Segment Open

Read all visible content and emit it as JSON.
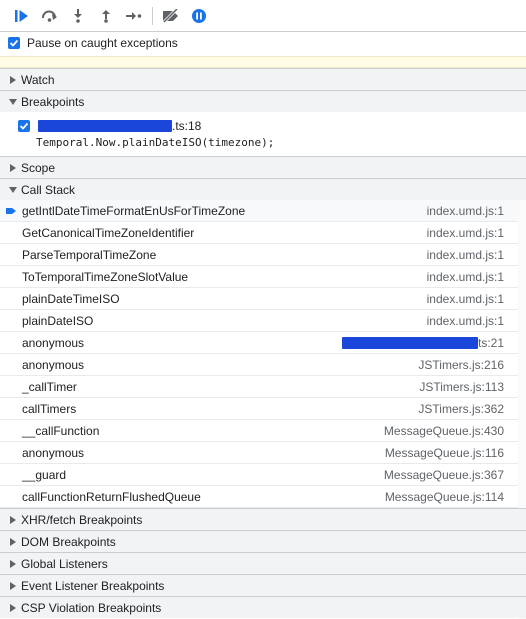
{
  "toolbar": {
    "buttons": [
      {
        "name": "resume-button",
        "icon": "resume-icon"
      },
      {
        "name": "step-over-button",
        "icon": "step-over-icon"
      },
      {
        "name": "step-into-button",
        "icon": "step-into-icon"
      },
      {
        "name": "step-out-button",
        "icon": "step-out-icon"
      },
      {
        "name": "step-button",
        "icon": "step-icon"
      },
      {
        "name": "deactivate-breakpoints-button",
        "icon": "deactivate-breakpoints-icon"
      },
      {
        "name": "pause-on-exceptions-button",
        "icon": "pause-on-exceptions-icon"
      }
    ],
    "accent": "#1a73e8"
  },
  "pause_on_caught": {
    "label": "Pause on caught exceptions",
    "checked": true
  },
  "sections": {
    "watch": "Watch",
    "breakpoints": "Breakpoints",
    "scope": "Scope",
    "call_stack": "Call Stack",
    "xhr": "XHR/fetch Breakpoints",
    "dom": "DOM Breakpoints",
    "global": "Global Listeners",
    "event": "Event Listener Breakpoints",
    "csp": "CSP Violation Breakpoints"
  },
  "breakpoint": {
    "location_suffix": ".ts:18",
    "code": "Temporal.Now.plainDateISO(timezone);",
    "checked": true
  },
  "call_stack": [
    {
      "fn": "getIntlDateTimeFormatEnUsForTimeZone",
      "loc": "index.umd.js:1",
      "current": true
    },
    {
      "fn": "GetCanonicalTimeZoneIdentifier",
      "loc": "index.umd.js:1"
    },
    {
      "fn": "ParseTemporalTimeZone",
      "loc": "index.umd.js:1"
    },
    {
      "fn": "ToTemporalTimeZoneSlotValue",
      "loc": "index.umd.js:1"
    },
    {
      "fn": "plainDateTimeISO",
      "loc": "index.umd.js:1"
    },
    {
      "fn": "plainDateISO",
      "loc": "index.umd.js:1"
    },
    {
      "fn": "anonymous",
      "loc": "ts:21",
      "redacted": true
    },
    {
      "fn": "anonymous",
      "loc": "JSTimers.js:216"
    },
    {
      "fn": "_callTimer",
      "loc": "JSTimers.js:113"
    },
    {
      "fn": "callTimers",
      "loc": "JSTimers.js:362"
    },
    {
      "fn": "__callFunction",
      "loc": "MessageQueue.js:430"
    },
    {
      "fn": "anonymous",
      "loc": "MessageQueue.js:116"
    },
    {
      "fn": "__guard",
      "loc": "MessageQueue.js:367"
    },
    {
      "fn": "callFunctionReturnFlushedQueue",
      "loc": "MessageQueue.js:114"
    }
  ]
}
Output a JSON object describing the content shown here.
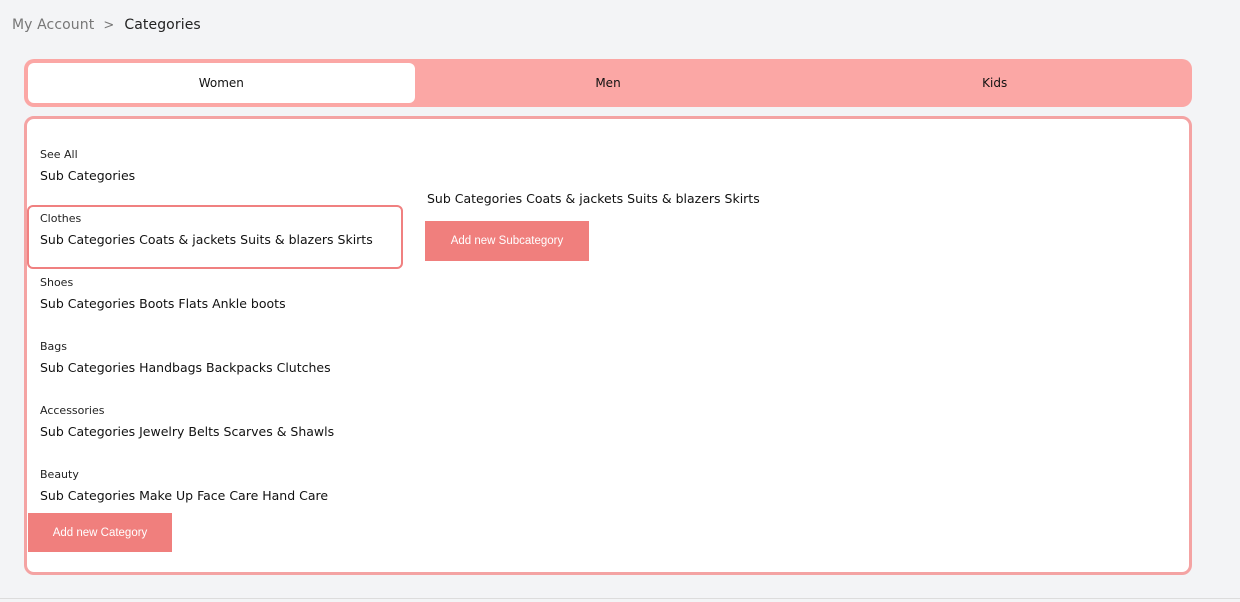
{
  "breadcrumb": {
    "root": "My Account",
    "separator": ">",
    "current": "Categories"
  },
  "tabs": [
    {
      "label": "Women",
      "active": true
    },
    {
      "label": "Men",
      "active": false
    },
    {
      "label": "Kids",
      "active": false
    }
  ],
  "categories": [
    {
      "name": "See All",
      "subs": "Sub Categories"
    },
    {
      "name": "Clothes",
      "subs": "Sub Categories Coats & jackets Suits & blazers Skirts",
      "selected": true
    },
    {
      "name": "Shoes",
      "subs": "Sub Categories Boots Flats Ankle boots"
    },
    {
      "name": "Bags",
      "subs": "Sub Categories Handbags Backpacks Clutches"
    },
    {
      "name": "Accessories",
      "subs": "Sub Categories Jewelry Belts Scarves & Shawls"
    },
    {
      "name": "Beauty",
      "subs": "Sub Categories Make Up Face Care Hand Care"
    }
  ],
  "add_category_label": "Add new Category",
  "detail": {
    "subs": "Sub Categories Coats & jackets Suits & blazers Skirts",
    "add_subcategory_label": "Add new Subcategory"
  },
  "colors": {
    "accent": "#f07f7d",
    "tab_bar": "#fba7a5",
    "panel_border": "#f4a3a3",
    "background": "#f3f4f6"
  }
}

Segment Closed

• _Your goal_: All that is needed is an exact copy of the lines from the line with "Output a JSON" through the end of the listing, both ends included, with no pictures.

• _Answer to this exercise_:
Output a JSON object describing the content shown here.
{
  "breadcrumb": {
    "root": "My Account",
    "separator": ">",
    "current": "Categories"
  },
  "tabs": [
    {
      "label": "Women",
      "active": true
    },
    {
      "label": "Men",
      "active": false
    },
    {
      "label": "Kids",
      "active": false
    }
  ],
  "categories": [
    {
      "name": "See All",
      "subs": "Sub Categories"
    },
    {
      "name": "Clothes",
      "subs": "Sub Categories Coats & jackets Suits & blazers Skirts",
      "selected": true
    },
    {
      "name": "Shoes",
      "subs": "Sub Categories Boots Flats Ankle boots"
    },
    {
      "name": "Bags",
      "subs": "Sub Categories Handbags Backpacks Clutches"
    },
    {
      "name": "Accessories",
      "subs": "Sub Categories Jewelry Belts Scarves & Shawls"
    },
    {
      "name": "Beauty",
      "subs": "Sub Categories Make Up Face Care Hand Care"
    }
  ],
  "add_category_label": "Add new Category",
  "detail": {
    "subs": "Sub Categories Coats & jackets Suits & blazers Skirts",
    "add_subcategory_label": "Add new Subcategory"
  },
  "colors": {
    "accent": "#f07f7d",
    "tab_bar": "#fba7a5",
    "panel_border": "#f4a3a3",
    "background": "#f3f4f6"
  }
}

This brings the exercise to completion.